Nazis and communists divvy up Poland

On this day in 1939, Germany and the Soviet Union agree to divide control of occupied Poland roughly along the Bug River–the Germans taking everything west, the Soviets taking everything east.As a follow-up to the Ribbentrop-Molotov Pact, (also known as the Hitler-Stalin Pact), ...read more

Charges dropped against Green Berets

Secretary of the Army Stanley Resor announces that the U.S. Army, conceding that it is helpless to enlist the cooperation of the Central Intelligence Agency (CIA), is dropping the murder charges (of August 6) against eight Special Forces accused of killing a Vietnamese ...read more

Willie Mays makes catch

On September 29, 1954, Willie Mays, centerfielder for the New York Giants, makes an amazing over-the-shoulder catch of a fly ball hit by Cleveland Indians first baseman Vic Wertz to rob Wertz of extra bases in Game 1 of the 1954 World Series. The catch has gone down as one of the ...read more

Miguel de Cervantes is born

Miguel de Cervantes, author of Don Quixote, is born this day near Madrid.Cervantes led an adventurous life and achieved much popular success, but he nevertheless struggled financially throughout his life. Little is know about his childhood, except that he was a favorite student ...read more

“Message filmmaker” Stanley Kramer is born

On this day in 1913, Stanley Kramer, the director and producer whose best-known “message” movies–including The Defiant Ones,Judgment at Nuremberg and Guess Who’s Coming to Dinner–tackled controversial political and social themes, is born in New York City. During his career in ...read more

Trains collide in Pakistan

A passenger train collides with an oil-tanker train in the Gambar province of western Pakistan, killing 300 people and seriously injuring another 150 on this day in 1957.The passenger train, bound for Karachi from western Pakistan, was overcrowded, which was not unusual at the ...read more

Cyanide-laced Tylenol kills six

Flight attendant Paula Prince buys a bottle of cyanide-laced Tylenol.

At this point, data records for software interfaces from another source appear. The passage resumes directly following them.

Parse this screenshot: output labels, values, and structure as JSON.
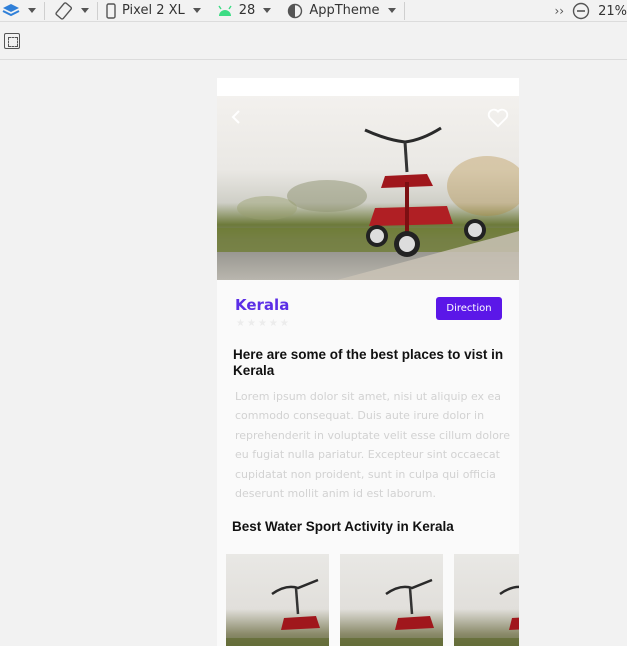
{
  "toolbar": {
    "device": "Pixel 2 XL",
    "api_level": "28",
    "theme": "AppTheme",
    "zoom": "21%",
    "overflow": "››"
  },
  "app": {
    "place_name": "Kerala",
    "rating": 0,
    "rating_max": 5,
    "direction_label": "Direction",
    "heading": "Here are some of the best places to vist in Kerala",
    "description": "Lorem ipsum dolor sit amet, nisi ut aliquip ex ea commodo consequat. Duis aute irure dolor in reprehenderit in voluptate velit esse cillum dolore eu fugiat nulla pariatur. Excepteur sint occaecat cupidatat non proident, sunt in culpa qui officia deserunt mollit anim id est laborum.",
    "section_title": "Best Water Sport Activity in Kerala",
    "activities": [
      {
        "image": "tricycle-image"
      },
      {
        "image": "tricycle-image"
      },
      {
        "image": "tricycle-image"
      }
    ]
  },
  "colors": {
    "accent": "#5b17e8",
    "place_name": "#5b2ee6",
    "body_text": "#d2d2d2"
  }
}
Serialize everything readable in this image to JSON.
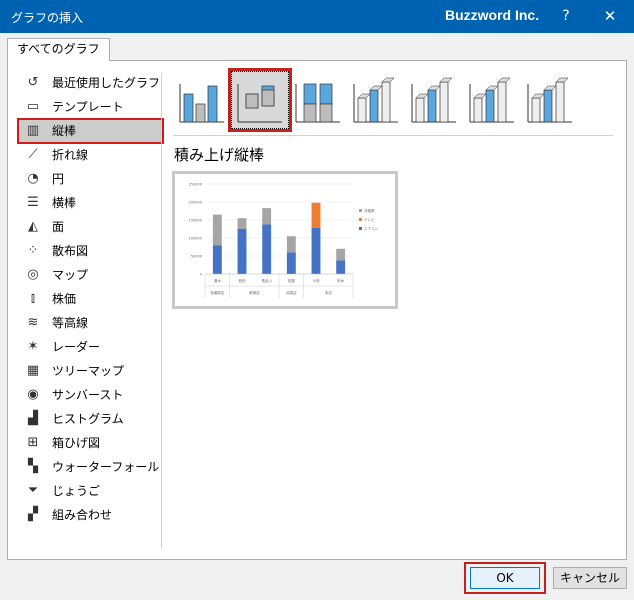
{
  "titlebar": {
    "title": "グラフの挿入",
    "brand": "Buzzword Inc.",
    "help": "?",
    "close": "✕"
  },
  "tab": {
    "label": "すべてのグラフ"
  },
  "sidebar": {
    "items": [
      {
        "label": "最近使用したグラフ",
        "icon": "recent-icon"
      },
      {
        "label": "テンプレート",
        "icon": "folder-icon"
      },
      {
        "label": "縦棒",
        "icon": "column-chart-icon",
        "selected": true
      },
      {
        "label": "折れ線",
        "icon": "line-chart-icon"
      },
      {
        "label": "円",
        "icon": "pie-chart-icon"
      },
      {
        "label": "横棒",
        "icon": "bar-chart-icon"
      },
      {
        "label": "面",
        "icon": "area-chart-icon"
      },
      {
        "label": "散布図",
        "icon": "scatter-chart-icon"
      },
      {
        "label": "マップ",
        "icon": "map-chart-icon"
      },
      {
        "label": "株価",
        "icon": "stock-chart-icon"
      },
      {
        "label": "等高線",
        "icon": "surface-chart-icon"
      },
      {
        "label": "レーダー",
        "icon": "radar-chart-icon"
      },
      {
        "label": "ツリーマップ",
        "icon": "treemap-icon"
      },
      {
        "label": "サンバースト",
        "icon": "sunburst-icon"
      },
      {
        "label": "ヒストグラム",
        "icon": "histogram-icon"
      },
      {
        "label": "箱ひげ図",
        "icon": "box-whisker-icon"
      },
      {
        "label": "ウォーターフォール",
        "icon": "waterfall-icon"
      },
      {
        "label": "じょうご",
        "icon": "funnel-icon"
      },
      {
        "label": "組み合わせ",
        "icon": "combo-chart-icon"
      }
    ]
  },
  "subtypes": [
    {
      "name": "clustered-column-icon"
    },
    {
      "name": "stacked-column-icon",
      "selected": true
    },
    {
      "name": "100-stacked-column-icon"
    },
    {
      "name": "3d-clustered-column-icon"
    },
    {
      "name": "3d-stacked-column-icon"
    },
    {
      "name": "3d-100-stacked-column-icon"
    },
    {
      "name": "3d-column-icon"
    }
  ],
  "subtitle": "積み上げ縦棒",
  "chart_data": {
    "type": "bar",
    "stacked": true,
    "categories": [
      "清水",
      "西田",
      "長谷川",
      "佐藤",
      "小島",
      "鈴木"
    ],
    "groups": [
      "秋葉原店",
      "新宿店",
      "池袋店",
      "本店"
    ],
    "group_spans": [
      1,
      2,
      1,
      2
    ],
    "series": [
      {
        "name": "エアコン",
        "color": "#4472c4",
        "values": [
          80000,
          125000,
          138000,
          60000,
          128000,
          38000
        ]
      },
      {
        "name": "テレビ",
        "color": "#ed7d31",
        "values": [
          0,
          0,
          0,
          0,
          70000,
          0
        ]
      },
      {
        "name": "冷蔵庫",
        "color": "#a5a5a5",
        "values": [
          85000,
          30000,
          45000,
          45000,
          0,
          32000
        ]
      }
    ],
    "ylim": [
      0,
      250000
    ],
    "yticks": [
      "0",
      "50000",
      "100000",
      "150000",
      "200000",
      "250000"
    ],
    "legend_position": "right"
  },
  "buttons": {
    "ok": "OK",
    "cancel": "キャンセル"
  }
}
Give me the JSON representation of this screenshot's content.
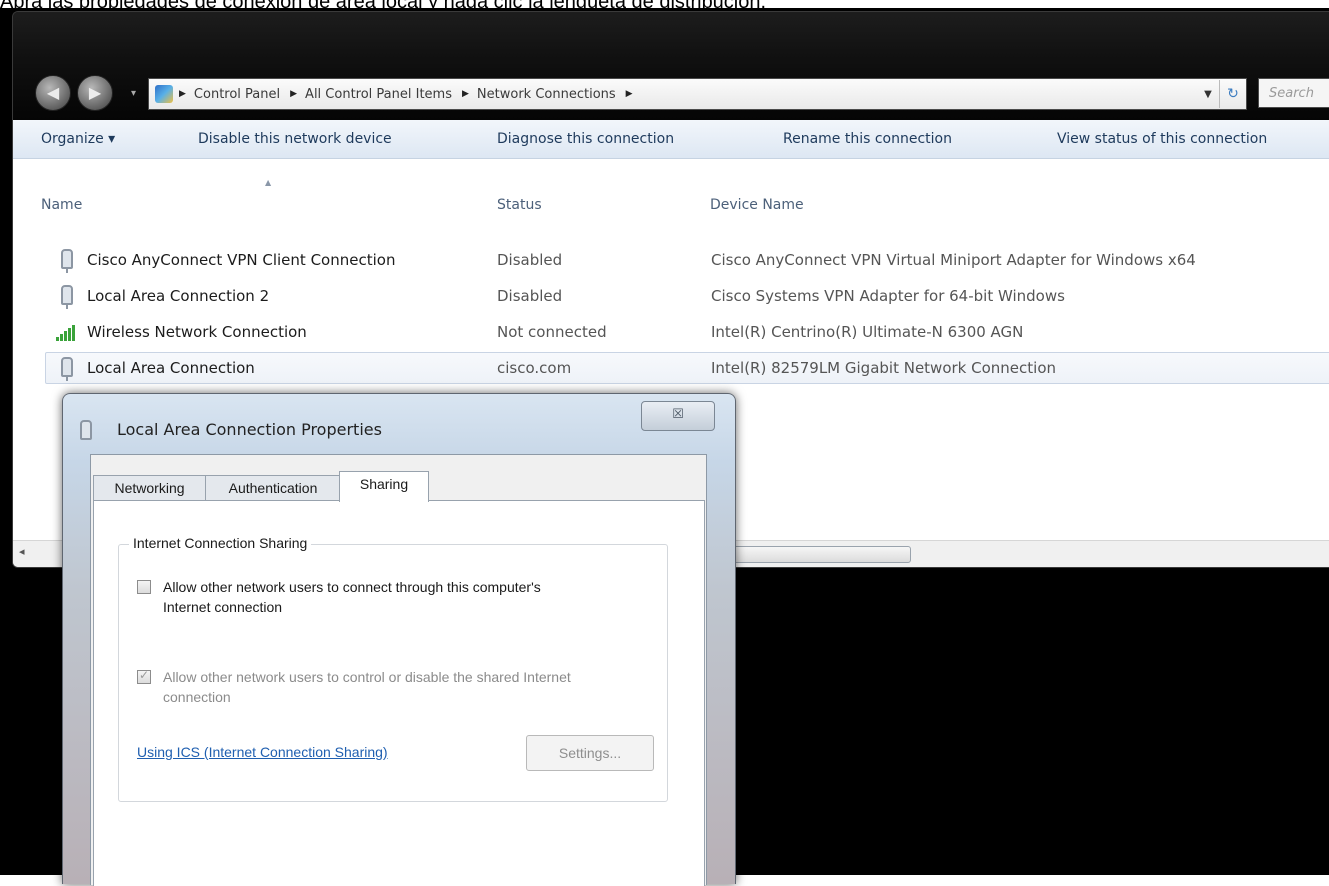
{
  "caption": "Abra las propiedades de conexión de área local y haga clic la lengüeta de distribución.",
  "explorer": {
    "nav": {
      "back_glyph": "◀",
      "forward_glyph": "▶",
      "dropdown_glyph": "▾"
    },
    "breadcrumb": [
      "Control Panel",
      "All Control Panel Items",
      "Network Connections"
    ],
    "search_placeholder": "Search",
    "toolbar": {
      "organize": "Organize ▾",
      "disable": "Disable this network device",
      "diagnose": "Diagnose this connection",
      "rename": "Rename this connection",
      "view_status": "View status of this connection"
    },
    "columns": {
      "name": "Name",
      "status": "Status",
      "device": "Device Name"
    },
    "connections": [
      {
        "icon": "network-adapter-icon",
        "name": "Cisco AnyConnect VPN Client Connection",
        "status": "Disabled",
        "device": "Cisco AnyConnect VPN Virtual Miniport Adapter for Windows x64"
      },
      {
        "icon": "network-adapter-icon",
        "name": "Local Area Connection 2",
        "status": "Disabled",
        "device": "Cisco Systems VPN Adapter for 64-bit Windows"
      },
      {
        "icon": "wifi-signal-icon",
        "name": "Wireless Network Connection",
        "status": "Not connected",
        "device": "Intel(R) Centrino(R) Ultimate-N 6300 AGN"
      },
      {
        "icon": "network-adapter-icon",
        "name": "Local Area Connection",
        "status": "cisco.com",
        "device": "Intel(R) 82579LM Gigabit Network Connection",
        "selected": true
      }
    ]
  },
  "dialog": {
    "title": "Local Area Connection Properties",
    "close_glyph": "☒",
    "tabs": [
      "Networking",
      "Authentication",
      "Sharing"
    ],
    "active_tab": "Sharing",
    "group_title": "Internet Connection Sharing",
    "checkbox1": {
      "label": "Allow other network users to connect through this computer's Internet connection",
      "checked": false
    },
    "checkbox2": {
      "label": "Allow other network users to control or disable the shared Internet connection",
      "checked": true,
      "disabled": true
    },
    "link": "Using ICS (Internet Connection Sharing)",
    "settings_button": "Settings..."
  }
}
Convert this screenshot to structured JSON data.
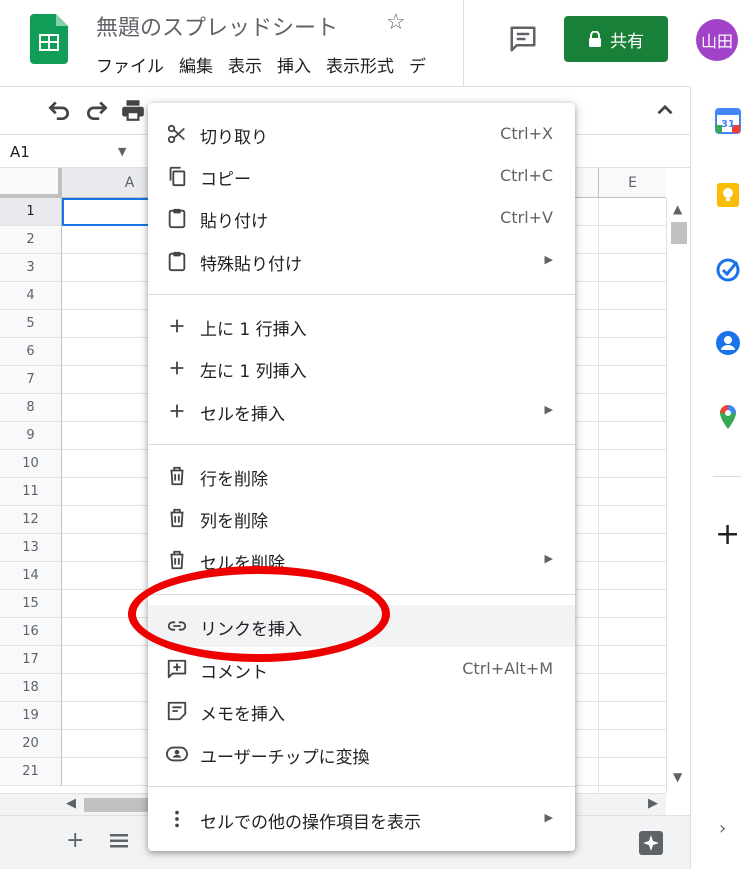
{
  "header": {
    "doc_title": "無題のスプレッドシート",
    "menu": [
      "ファイル",
      "編集",
      "表示",
      "挿入",
      "表示形式",
      "デ"
    ],
    "share_label": "共有",
    "avatar_text": "山田",
    "share_color": "#188038",
    "avatar_color": "#a142c9"
  },
  "formula_bar": {
    "cell_ref": "A1"
  },
  "grid": {
    "columns": [
      "A",
      "E"
    ],
    "rows": [
      "1",
      "2",
      "3",
      "4",
      "5",
      "6",
      "7",
      "8",
      "9",
      "10",
      "11",
      "12",
      "13",
      "14",
      "15",
      "16",
      "17",
      "18",
      "19",
      "20",
      "21"
    ]
  },
  "context_menu": {
    "items": [
      {
        "label": "切り取り",
        "shortcut": "Ctrl+X",
        "icon": "scissors-icon"
      },
      {
        "label": "コピー",
        "shortcut": "Ctrl+C",
        "icon": "copy-icon"
      },
      {
        "label": "貼り付け",
        "shortcut": "Ctrl+V",
        "icon": "clipboard-icon"
      },
      {
        "label": "特殊貼り付け",
        "submenu": true,
        "icon": "clipboard-icon"
      },
      {
        "label": "上に 1 行挿入",
        "icon": "plus-icon"
      },
      {
        "label": "左に 1 列挿入",
        "icon": "plus-icon"
      },
      {
        "label": "セルを挿入",
        "submenu": true,
        "icon": "plus-icon"
      },
      {
        "label": "行を削除",
        "icon": "trash-icon"
      },
      {
        "label": "列を削除",
        "icon": "trash-icon"
      },
      {
        "label": "セルを削除",
        "submenu": true,
        "icon": "trash-icon"
      },
      {
        "label": "リンクを挿入",
        "icon": "link-icon",
        "highlighted": true
      },
      {
        "label": "コメント",
        "shortcut": "Ctrl+Alt+M",
        "icon": "comment-add-icon"
      },
      {
        "label": "メモを挿入",
        "icon": "note-icon"
      },
      {
        "label": "ユーザーチップに変換",
        "icon": "person-chip-icon"
      },
      {
        "label": "セルでの他の操作項目を表示",
        "submenu": true,
        "icon": "more-vert-icon"
      }
    ]
  },
  "annotation": {
    "color": "#ee0000",
    "target": "リンクを挿入"
  }
}
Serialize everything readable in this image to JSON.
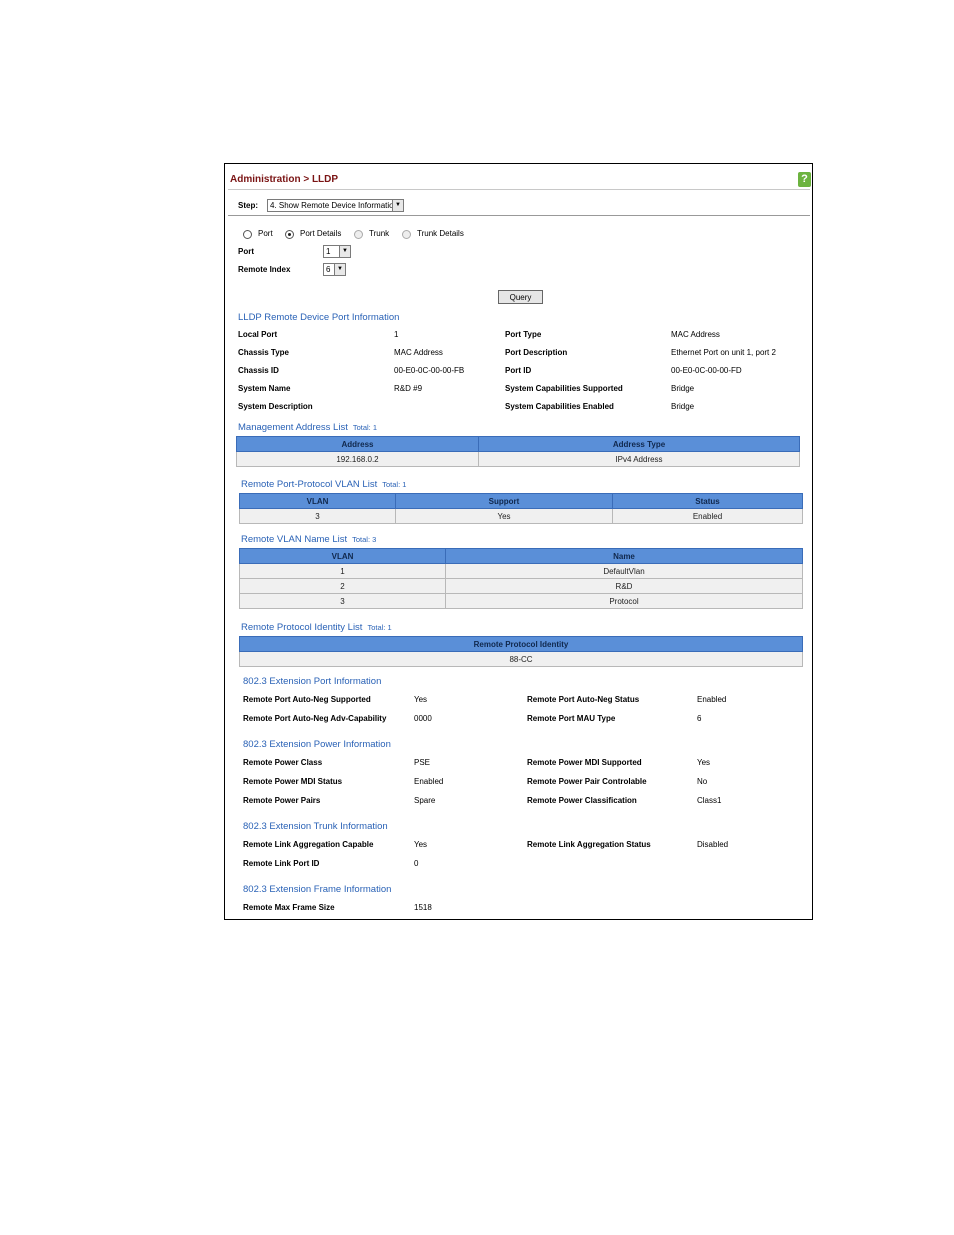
{
  "header": {
    "title": "Administration > LLDP",
    "help_icon": "?"
  },
  "step": {
    "label": "Step:",
    "selected": "4. Show Remote Device Information"
  },
  "mode_options": [
    "Port",
    "Port Details",
    "Trunk",
    "Trunk Details"
  ],
  "port": {
    "label": "Port",
    "value": "1"
  },
  "remote_index": {
    "label": "Remote Index",
    "value": "6"
  },
  "query_button": "Query",
  "port_info": {
    "title": "LLDP Remote Device Port Information",
    "left": [
      {
        "label": "Local Port",
        "value": "1"
      },
      {
        "label": "Chassis Type",
        "value": "MAC Address"
      },
      {
        "label": "Chassis ID",
        "value": "00-E0-0C-00-00-FB"
      },
      {
        "label": "System Name",
        "value": "R&D #9"
      },
      {
        "label": "System Description",
        "value": ""
      }
    ],
    "right": [
      {
        "label": "Port Type",
        "value": "MAC Address"
      },
      {
        "label": "Port Description",
        "value": "Ethernet Port on unit 1, port 2"
      },
      {
        "label": "Port ID",
        "value": "00-E0-0C-00-00-FD"
      },
      {
        "label": "System Capabilities Supported",
        "value": "Bridge"
      },
      {
        "label": "System Capabilities Enabled",
        "value": "Bridge"
      }
    ]
  },
  "mgmt_list": {
    "title": "Management Address List",
    "total": "Total: 1",
    "headers": [
      "Address",
      "Address Type"
    ],
    "rows": [
      [
        "192.168.0.2",
        "IPv4 Address"
      ]
    ]
  },
  "vlan_proto_list": {
    "title": "Remote Port-Protocol VLAN List",
    "total": "Total: 1",
    "headers": [
      "VLAN",
      "Support",
      "Status"
    ],
    "rows": [
      [
        "3",
        "Yes",
        "Enabled"
      ]
    ]
  },
  "vlan_name_list": {
    "title": "Remote VLAN Name List",
    "total": "Total: 3",
    "headers": [
      "VLAN",
      "Name"
    ],
    "rows": [
      [
        "1",
        "DefaultVlan"
      ],
      [
        "2",
        "R&D"
      ],
      [
        "3",
        "Protocol"
      ]
    ]
  },
  "proto_identity_list": {
    "title": "Remote Protocol Identity List",
    "total": "Total: 1",
    "headers": [
      "Remote Protocol Identity"
    ],
    "rows": [
      [
        "88-CC"
      ]
    ]
  },
  "ext_port": {
    "title": "802.3 Extension Port Information",
    "rows": [
      {
        "l1": "Remote Port Auto-Neg Supported",
        "v1": "Yes",
        "l2": "Remote Port Auto-Neg Status",
        "v2": "Enabled"
      },
      {
        "l1": "Remote Port Auto-Neg Adv-Capability",
        "v1": "0000",
        "l2": "Remote Port MAU Type",
        "v2": "6"
      }
    ]
  },
  "ext_power": {
    "title": "802.3 Extension Power Information",
    "rows": [
      {
        "l1": "Remote Power Class",
        "v1": "PSE",
        "l2": "Remote Power MDI Supported",
        "v2": "Yes"
      },
      {
        "l1": "Remote Power MDI Status",
        "v1": "Enabled",
        "l2": "Remote Power Pair Controlable",
        "v2": "No"
      },
      {
        "l1": "Remote Power Pairs",
        "v1": "Spare",
        "l2": "Remote Power Classification",
        "v2": "Class1"
      }
    ]
  },
  "ext_trunk": {
    "title": "802.3 Extension Trunk Information",
    "rows": [
      {
        "l1": "Remote Link Aggregation Capable",
        "v1": "Yes",
        "l2": "Remote Link Aggregation Status",
        "v2": "Disabled"
      },
      {
        "l1": "Remote Link Port ID",
        "v1": "0",
        "l2": "",
        "v2": ""
      }
    ]
  },
  "ext_frame": {
    "title": "802.3 Extension Frame Information",
    "rows": [
      {
        "l1": "Remote Max Frame Size",
        "v1": "1518",
        "l2": "",
        "v2": ""
      }
    ]
  }
}
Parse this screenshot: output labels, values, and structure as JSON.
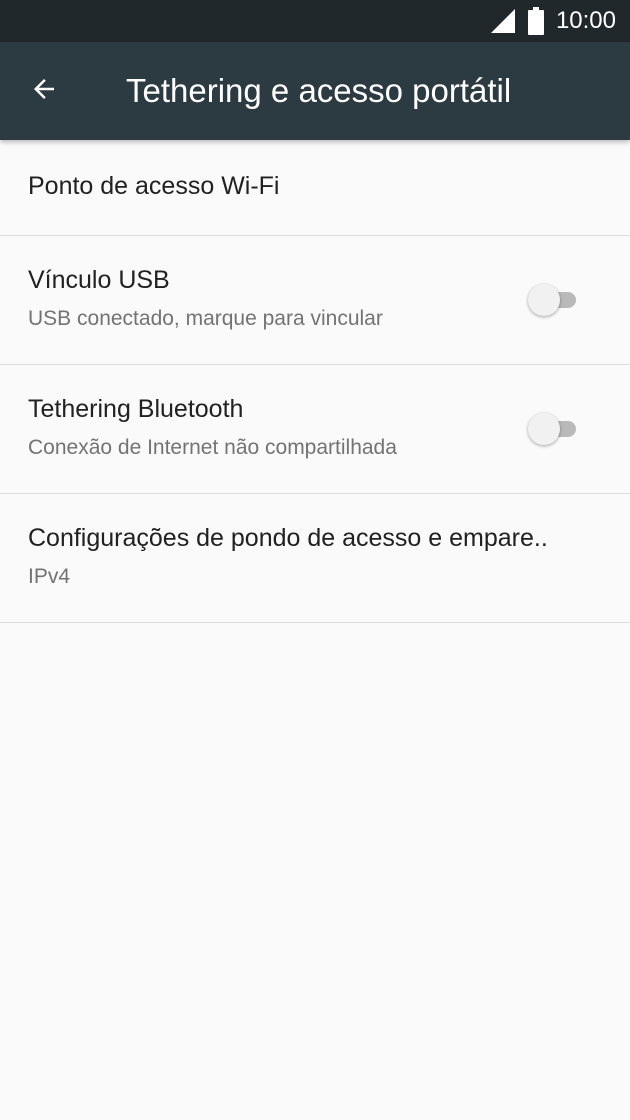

Prince was found dead on October 1, becomingthe final victim of a mysterious ailment in Chicago, Illinois. Over the previous 24 hours,six other people had suddenly died of unknown causes in northwest Chicago. ...read more